WHAT TO PRODUCE ▸
What lines of the data below include the word "name"? Report them by copying each.

DATA FOR REVIEW ▸
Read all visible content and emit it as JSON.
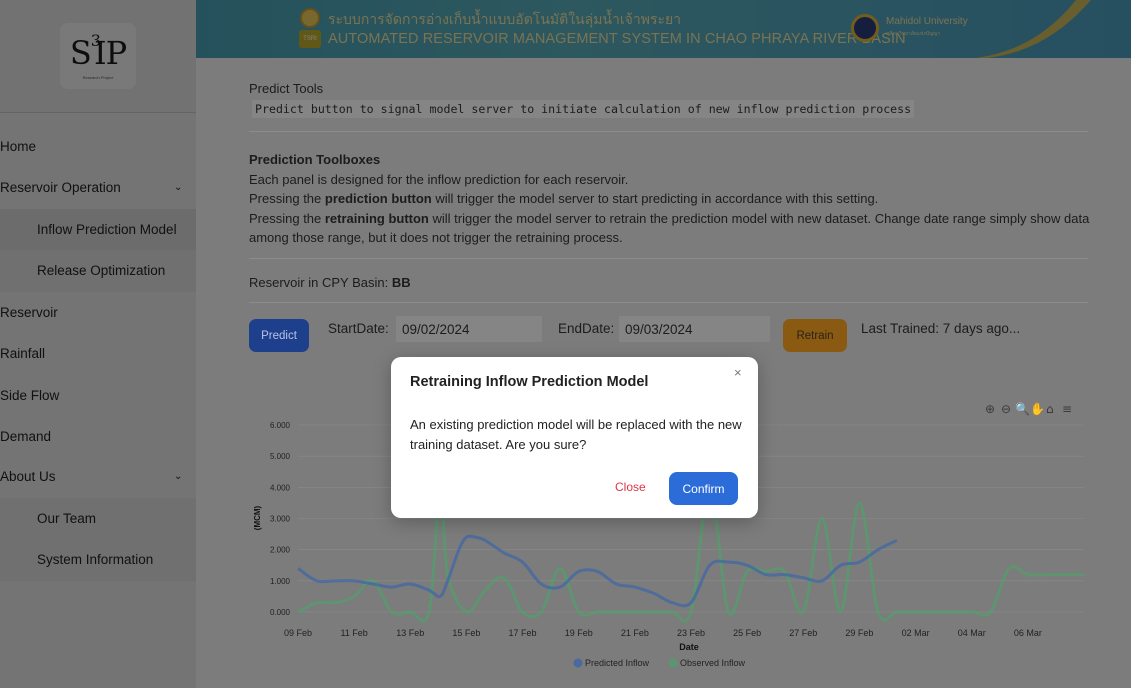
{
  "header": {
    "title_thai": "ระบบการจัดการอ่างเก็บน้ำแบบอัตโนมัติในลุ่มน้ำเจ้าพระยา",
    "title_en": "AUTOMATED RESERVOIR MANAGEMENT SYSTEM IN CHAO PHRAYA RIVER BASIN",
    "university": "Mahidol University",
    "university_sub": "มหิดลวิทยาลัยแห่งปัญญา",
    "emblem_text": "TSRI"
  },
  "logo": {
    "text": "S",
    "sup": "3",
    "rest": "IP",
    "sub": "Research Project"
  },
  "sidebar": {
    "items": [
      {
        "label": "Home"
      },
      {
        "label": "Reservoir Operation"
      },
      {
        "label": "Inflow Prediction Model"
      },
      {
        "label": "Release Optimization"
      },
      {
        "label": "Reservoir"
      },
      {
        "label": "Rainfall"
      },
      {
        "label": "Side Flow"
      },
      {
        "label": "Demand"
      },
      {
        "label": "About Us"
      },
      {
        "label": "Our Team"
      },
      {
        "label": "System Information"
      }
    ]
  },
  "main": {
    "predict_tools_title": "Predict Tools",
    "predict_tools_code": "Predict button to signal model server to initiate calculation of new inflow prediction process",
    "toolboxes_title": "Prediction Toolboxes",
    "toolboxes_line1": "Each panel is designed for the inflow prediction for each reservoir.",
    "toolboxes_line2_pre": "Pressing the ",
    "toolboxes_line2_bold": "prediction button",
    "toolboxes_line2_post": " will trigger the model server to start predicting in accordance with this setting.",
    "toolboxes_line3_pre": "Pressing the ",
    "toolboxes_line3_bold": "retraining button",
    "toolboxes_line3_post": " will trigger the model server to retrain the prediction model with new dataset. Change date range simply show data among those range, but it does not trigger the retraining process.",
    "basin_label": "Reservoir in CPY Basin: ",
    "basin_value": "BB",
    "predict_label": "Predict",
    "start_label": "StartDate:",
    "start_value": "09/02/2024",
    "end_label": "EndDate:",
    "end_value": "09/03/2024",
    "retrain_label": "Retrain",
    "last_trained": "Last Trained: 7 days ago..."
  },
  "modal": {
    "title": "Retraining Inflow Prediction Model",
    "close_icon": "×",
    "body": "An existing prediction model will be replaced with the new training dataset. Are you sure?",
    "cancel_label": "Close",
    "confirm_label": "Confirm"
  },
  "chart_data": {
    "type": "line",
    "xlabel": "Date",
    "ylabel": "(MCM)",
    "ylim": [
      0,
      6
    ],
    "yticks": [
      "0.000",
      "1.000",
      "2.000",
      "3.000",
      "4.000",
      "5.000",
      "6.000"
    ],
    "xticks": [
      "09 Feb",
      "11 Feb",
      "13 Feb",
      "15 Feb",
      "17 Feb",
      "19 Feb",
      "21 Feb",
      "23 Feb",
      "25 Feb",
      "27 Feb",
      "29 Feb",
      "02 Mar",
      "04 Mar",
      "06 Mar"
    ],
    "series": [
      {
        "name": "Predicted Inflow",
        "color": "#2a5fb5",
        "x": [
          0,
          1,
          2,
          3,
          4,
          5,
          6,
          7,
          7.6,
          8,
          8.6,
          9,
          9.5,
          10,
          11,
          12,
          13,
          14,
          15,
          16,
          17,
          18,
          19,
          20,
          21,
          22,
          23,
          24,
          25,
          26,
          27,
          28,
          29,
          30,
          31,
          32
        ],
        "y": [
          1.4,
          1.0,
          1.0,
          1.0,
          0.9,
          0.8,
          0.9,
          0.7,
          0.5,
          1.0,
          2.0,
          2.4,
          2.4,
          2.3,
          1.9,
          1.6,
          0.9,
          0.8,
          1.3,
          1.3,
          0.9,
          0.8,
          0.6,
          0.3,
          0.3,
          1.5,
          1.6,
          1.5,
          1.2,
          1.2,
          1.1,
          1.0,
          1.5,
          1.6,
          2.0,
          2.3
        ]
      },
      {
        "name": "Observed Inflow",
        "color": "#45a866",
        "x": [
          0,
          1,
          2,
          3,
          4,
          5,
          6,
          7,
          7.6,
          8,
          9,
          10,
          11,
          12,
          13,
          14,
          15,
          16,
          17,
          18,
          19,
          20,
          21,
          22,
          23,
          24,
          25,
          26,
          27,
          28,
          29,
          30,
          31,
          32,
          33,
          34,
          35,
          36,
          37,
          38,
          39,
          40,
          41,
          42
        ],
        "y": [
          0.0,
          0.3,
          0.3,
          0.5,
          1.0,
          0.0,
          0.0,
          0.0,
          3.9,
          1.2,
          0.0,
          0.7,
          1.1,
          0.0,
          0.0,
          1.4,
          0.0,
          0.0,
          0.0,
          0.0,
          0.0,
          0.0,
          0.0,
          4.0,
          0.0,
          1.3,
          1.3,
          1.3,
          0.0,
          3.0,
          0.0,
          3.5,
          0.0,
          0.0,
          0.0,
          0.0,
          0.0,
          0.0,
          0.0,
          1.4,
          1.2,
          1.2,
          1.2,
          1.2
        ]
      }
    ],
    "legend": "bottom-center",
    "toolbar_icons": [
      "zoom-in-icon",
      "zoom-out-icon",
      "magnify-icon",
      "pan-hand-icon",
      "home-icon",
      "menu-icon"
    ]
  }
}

ANSWER TO THE EXERCISE ▸
        "name": "Predicted Inflow",
        "name": "Observed Inflow",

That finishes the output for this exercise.